Steven Wang/Cornell University

Most of the bird losses have been seen in common bird species, such as the Loggerhead Shrike pictured above.

September 7, 2022

 With Nearly 3 Billion Birds Gone Since 1970, Cornell Lab of Ornithology Tackles Global Bird Declines

Print More

More people and fewer birds mean dire consequences for both local and global ecosystems. With rising bird declines, The Cornell Lab of Ornithology is tackling the global issue through research and conservation techniques. 

An October 2022 study conducted by the Lab featuring scientists from multiple institutions, including Cornell, found that almost half of known bird species are declining worldwide. 

An earlier study in 2019 found that nearly three billion birds have disappeared from breeding populations in North America alone. Most of these losses have been seen in common bird species, such as the Eastern Meadowlark and the Loggerhead Shrike. 

According to the 2019 study, these staggering declines are a direct result of climate change. Habitat loss or degradation, such as the disappearance of grasslands from agricultural runoff, makes it harder for bird populations to thrive.  

“Birds are highly visible and sensitive indicators of environmental health,” said retired conservation scientist Ken Rosenberg of the Cornell Lab of Ornithology in a University press release. “We know their loss signals a much wider loss of biodiversity and threats to human health and well-being.” 

The Cornell community is doing its part to become involved in bird conservation efforts. Students, like Grace Guo ’25, are participating in research to prevent global bird declines. This past summer, Guo and other students took part in Common and Roseate Tern research at the Shoals Marine Lab in New Hampshire. 

The research focuses on the long-term study on the diets of terns and shifting populations of fish species. This helps inform conservation and fishery practices of what prey items are important to sustaining seabird populations, as well as how terns are being affected by the movement of fish caused by warming oceans.

“Being surrounded by a community of scientists and people who care about the environment and wildlife expanded my view of the different research that’s being done to advance bird conservation efforts,” Guo said. “This has made me feel more determined to pursue a career in wildlife biology that will help protect birds.” 

In addition to conducting research on bird conservation, the Cornell Lab of Ornithology hosts outreach events, such as their upcoming Migration Celebration on Sept. 17, where the Lab aims to educate the public about how they can help birds on their long migratory journeys. 

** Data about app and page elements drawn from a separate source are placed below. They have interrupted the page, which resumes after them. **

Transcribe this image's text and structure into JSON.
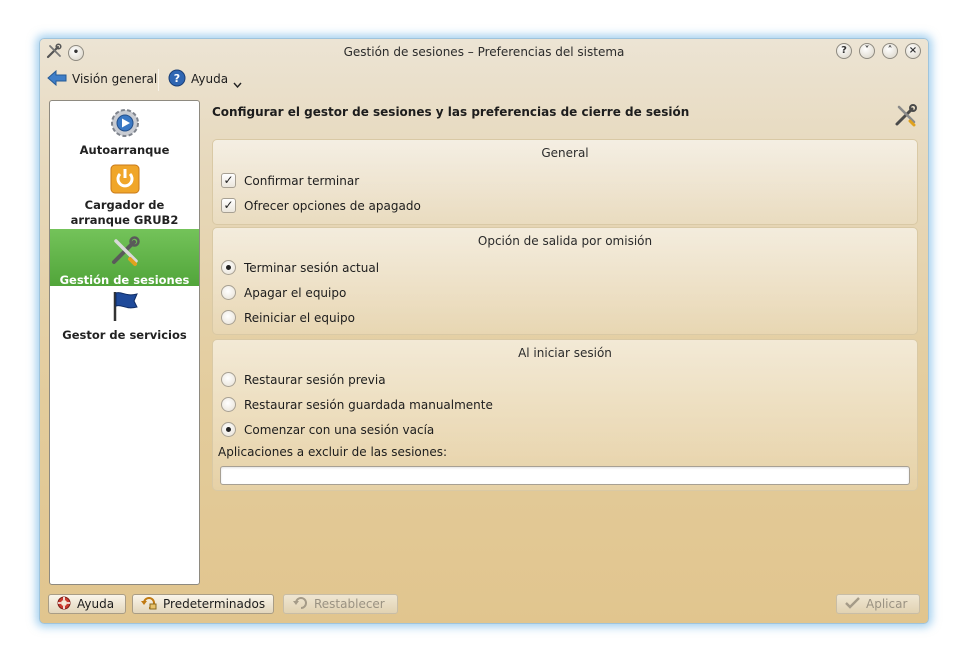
{
  "window": {
    "title": "Gestión de sesiones – Preferencias del sistema"
  },
  "toolbar": {
    "overview_label": "Visión general",
    "help_label": "Ayuda"
  },
  "sidebar": {
    "items": [
      {
        "label_line1": "Autoarranque",
        "label_line2": "",
        "icon": "gear-play-icon",
        "selected": false
      },
      {
        "label_line1": "Cargador de",
        "label_line2": "arranque GRUB2",
        "icon": "grub-boot-icon",
        "selected": false
      },
      {
        "label_line1": "Gestión de sesiones",
        "label_line2": "",
        "icon": "tools-icon",
        "selected": true
      },
      {
        "label_line1": "Gestor de servicios",
        "label_line2": "",
        "icon": "flag-icon",
        "selected": false
      }
    ]
  },
  "main": {
    "header": "Configurar el gestor de sesiones y las preferencias de cierre de sesión",
    "general": {
      "title": "General",
      "confirm_logout": {
        "label": "Confirmar terminar",
        "checked": true
      },
      "offer_shutdown": {
        "label": "Ofrecer opciones de apagado",
        "checked": true
      }
    },
    "default_leave": {
      "title": "Opción de salida por omisión",
      "options": [
        {
          "label": "Terminar sesión actual",
          "selected": true
        },
        {
          "label": "Apagar el equipo",
          "selected": false
        },
        {
          "label": "Reiniciar el equipo",
          "selected": false
        }
      ]
    },
    "on_login": {
      "title": "Al iniciar sesión",
      "options": [
        {
          "label": "Restaurar sesión previa",
          "selected": false
        },
        {
          "label": "Restaurar sesión guardada manualmente",
          "selected": false
        },
        {
          "label": "Comenzar con una sesión vacía",
          "selected": true
        }
      ],
      "exclude_label": "Aplicaciones a excluir de las sesiones:",
      "exclude_value": ""
    }
  },
  "buttons": {
    "help": "Ayuda",
    "defaults": "Predeterminados",
    "reset": "Restablecer",
    "apply": "Aplicar"
  },
  "colors": {
    "selection": "#5aae42",
    "window_glow": "#5aaae1"
  }
}
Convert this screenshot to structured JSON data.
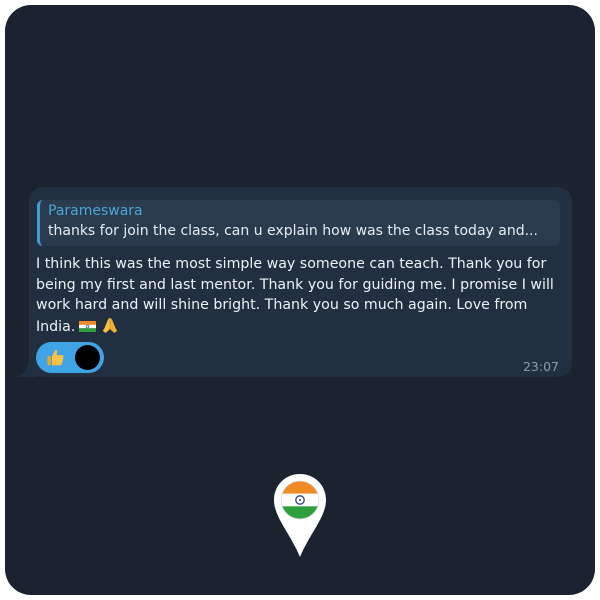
{
  "message": {
    "reply": {
      "author": "Parameswara",
      "text": "thanks for join the class, can u explain how was the class today and..."
    },
    "text": "I think this was the most simple way someone can teach. Thank you for being my first and last mentor. Thank you for guiding me. I promise I will work hard and will shine bright. Thank you so much again. Love from India.",
    "trailing_emojis": [
      "flag-india-icon",
      "folded-hands-icon"
    ],
    "reaction": {
      "emoji": "thumbs-up-icon",
      "count_avatars": 1
    },
    "time": "23:07"
  },
  "location_pin": {
    "flag": "india-flag"
  },
  "colors": {
    "background": "#1b2330",
    "bubble": "#212f40",
    "reply_bar": "#3ea1d6",
    "reply_author": "#47a6d9",
    "reaction_pill": "#3fa4e6",
    "timestamp": "#8c9aac"
  }
}
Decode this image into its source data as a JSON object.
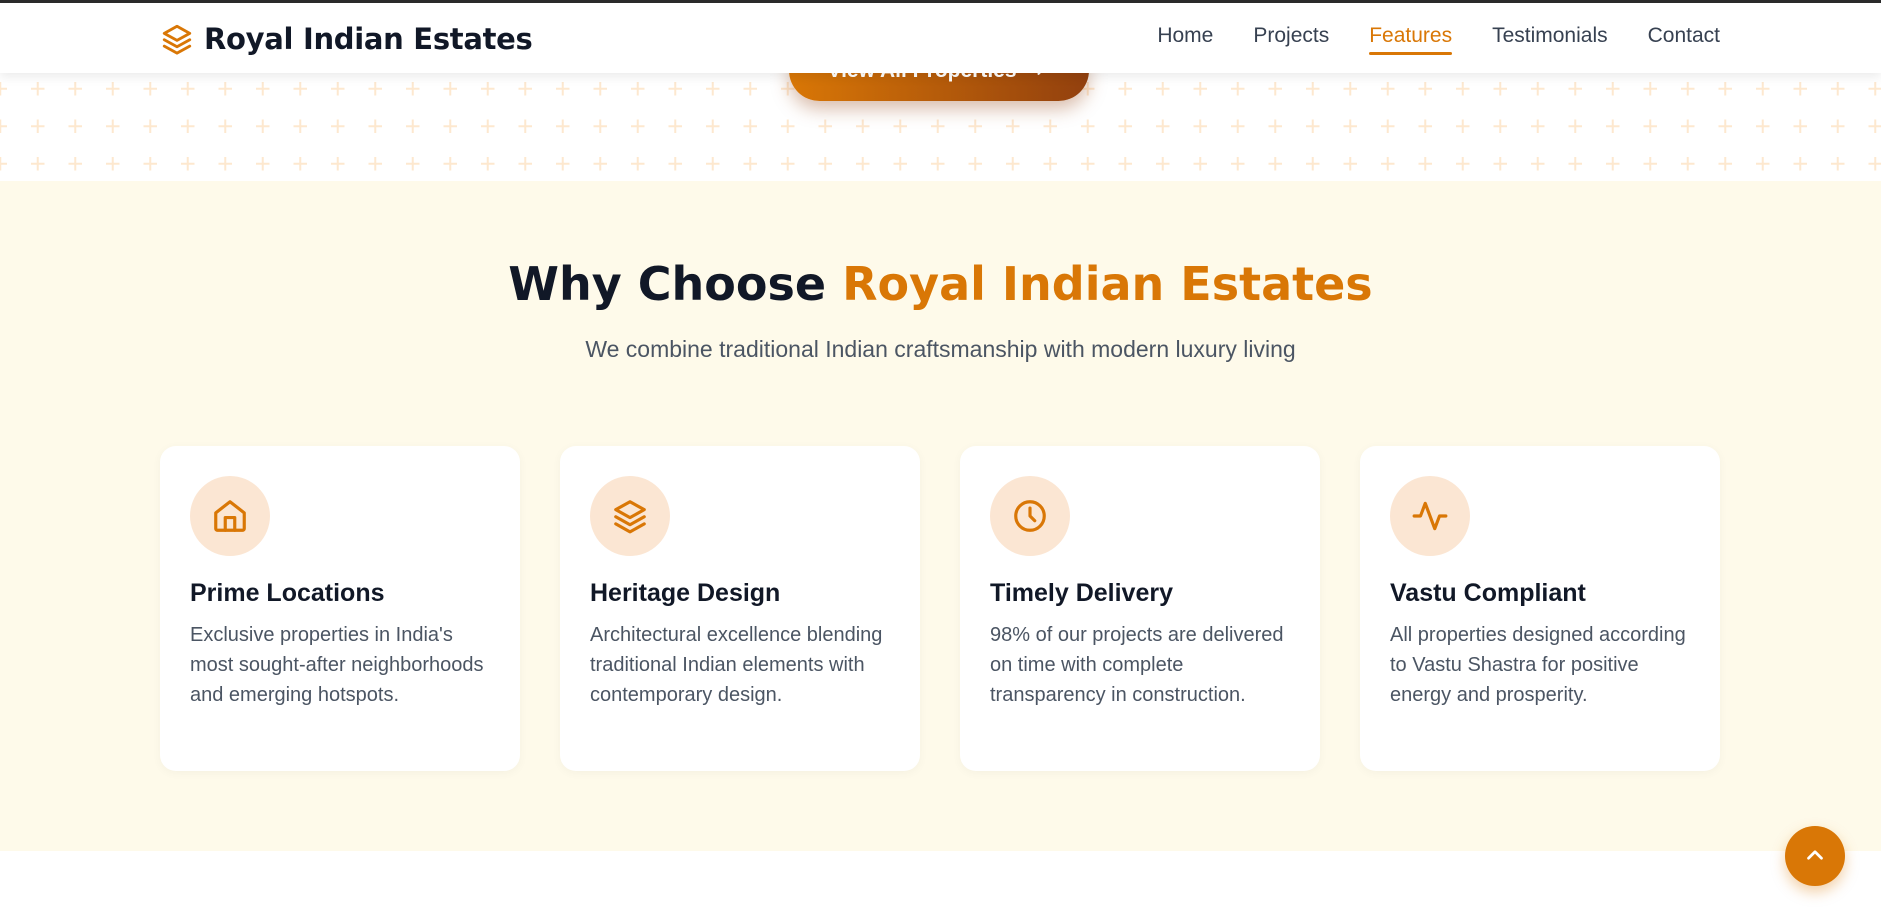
{
  "brand": {
    "name": "Royal Indian Estates",
    "icon": "layers-icon"
  },
  "nav": {
    "items": [
      {
        "label": "Home",
        "active": false
      },
      {
        "label": "Projects",
        "active": false
      },
      {
        "label": "Features",
        "active": true
      },
      {
        "label": "Testimonials",
        "active": false
      },
      {
        "label": "Contact",
        "active": false
      }
    ]
  },
  "hero": {
    "cta_label": "View All Properties",
    "cta_icon": "arrow-right-icon"
  },
  "features": {
    "title_main": "Why Choose ",
    "title_accent": "Royal Indian Estates",
    "subtitle": "We combine traditional Indian craftsmanship with modern luxury living",
    "cards": [
      {
        "icon": "home-icon",
        "title": "Prime Locations",
        "description": "Exclusive properties in India's most sought-after neighborhoods and emerging hotspots."
      },
      {
        "icon": "layers-icon",
        "title": "Heritage Design",
        "description": "Architectural excellence blending traditional Indian elements with contemporary design."
      },
      {
        "icon": "clock-icon",
        "title": "Timely Delivery",
        "description": "98% of our projects are delivered on time with complete transparency in construction."
      },
      {
        "icon": "activity-icon",
        "title": "Vastu Compliant",
        "description": "All properties designed according to Vastu Shastra for positive energy and prosperity."
      }
    ]
  },
  "scroll_top": {
    "icon": "chevron-up-icon"
  },
  "colors": {
    "accent": "#d97706",
    "accent_dark": "#92400e",
    "section_bg": "#fefaea",
    "icon_bg": "#fbe6d3"
  }
}
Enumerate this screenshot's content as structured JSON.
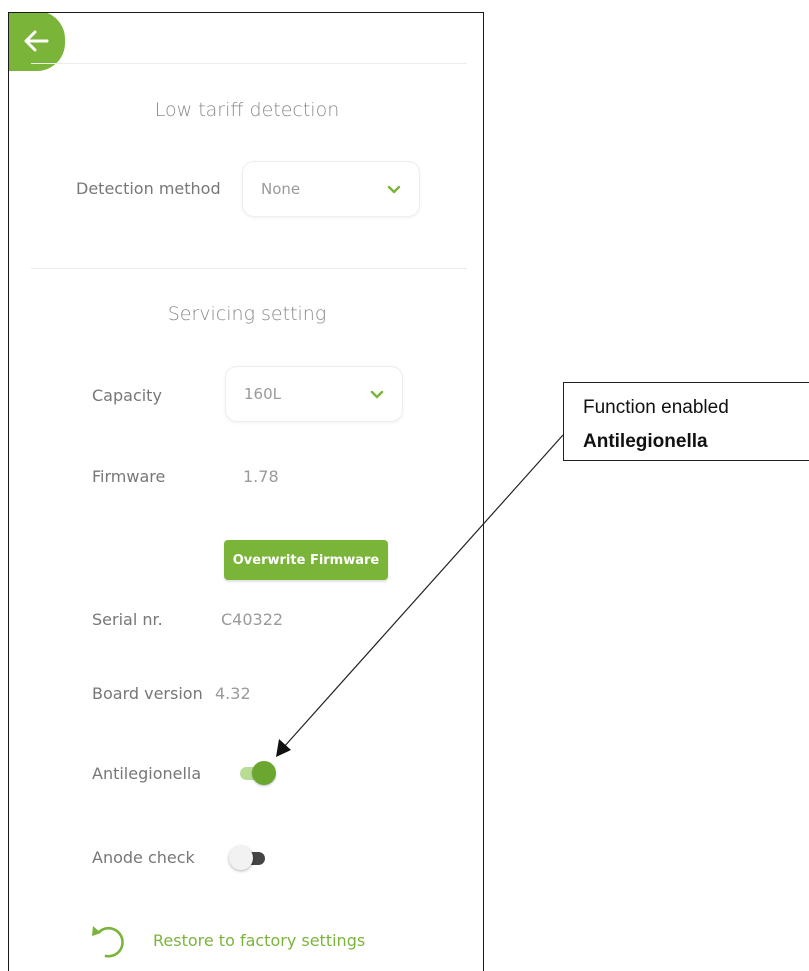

The Lab of Ornithology has recommended a few ways the public can help protect birds, such as keeping cats indoors, planting native plant species in your backyard and turning off bright lights at night. 
With increased conservation efforts, some birds, such as raptors and ducks, have seen a rise in population. With the help of researchers and the public, the Lab says that more of these success stories will become possible.